(App and web page records)
---+---

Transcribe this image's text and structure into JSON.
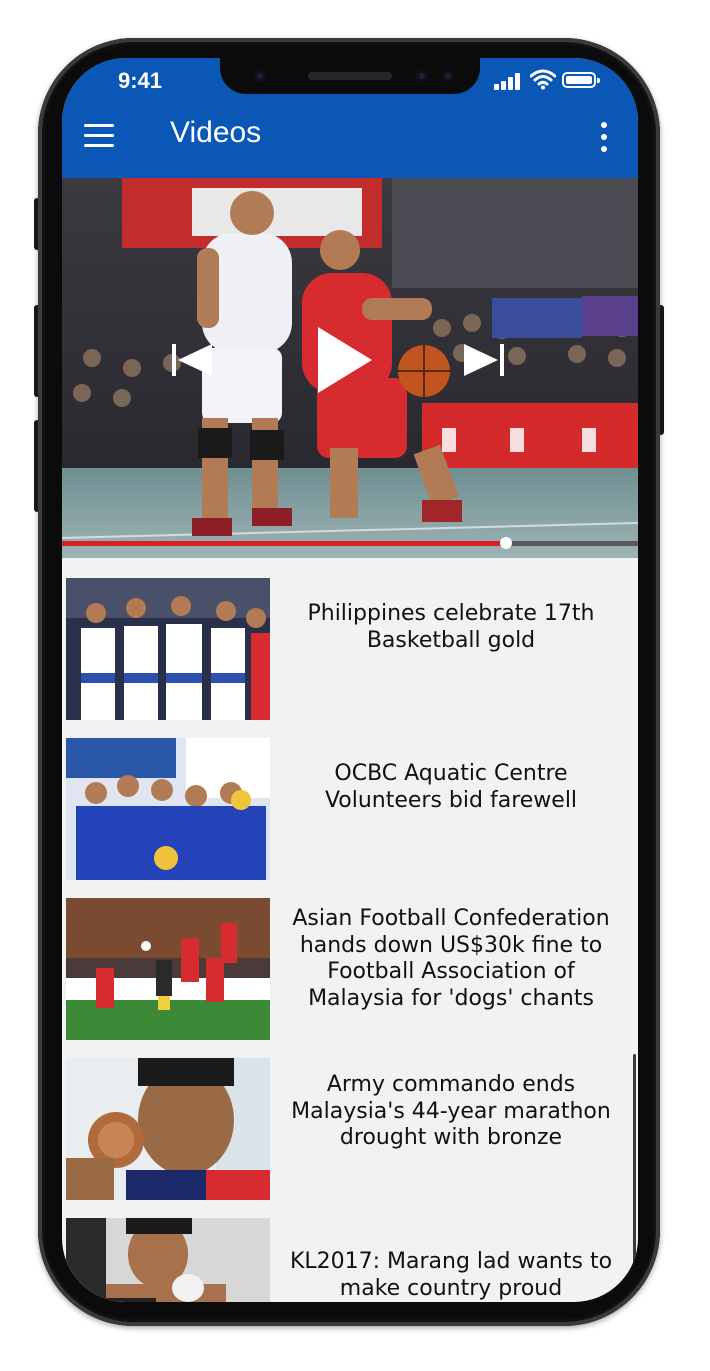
{
  "status_bar": {
    "time": "9:41"
  },
  "app_bar": {
    "title": "Videos",
    "menu_icon": "hamburger-menu-icon",
    "more_icon": "more-vertical-icon"
  },
  "player": {
    "progress": 0.77,
    "controls": {
      "previous": "skip-previous-icon",
      "play": "play-icon",
      "next": "skip-next-icon"
    }
  },
  "videos": [
    {
      "title": "Philippines celebrate 17th Basketball gold"
    },
    {
      "title": "OCBC Aquatic Centre Volunteers bid farewell"
    },
    {
      "title": "Asian Football Confederation hands down US$30k fine to Football Association of Malaysia for 'dogs' chants"
    },
    {
      "title": "Army commando ends Malaysia's 44-year marathon drought with bronze"
    },
    {
      "title": "KL2017: Marang lad wants to make country proud"
    }
  ],
  "colors": {
    "app_bar": "#0a57b5",
    "progress": "#d72027",
    "background": "#f2f2f5"
  }
}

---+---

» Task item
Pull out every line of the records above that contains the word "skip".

» Task output
      "previous": "skip-previous-icon",
      "next": "skip-next-icon"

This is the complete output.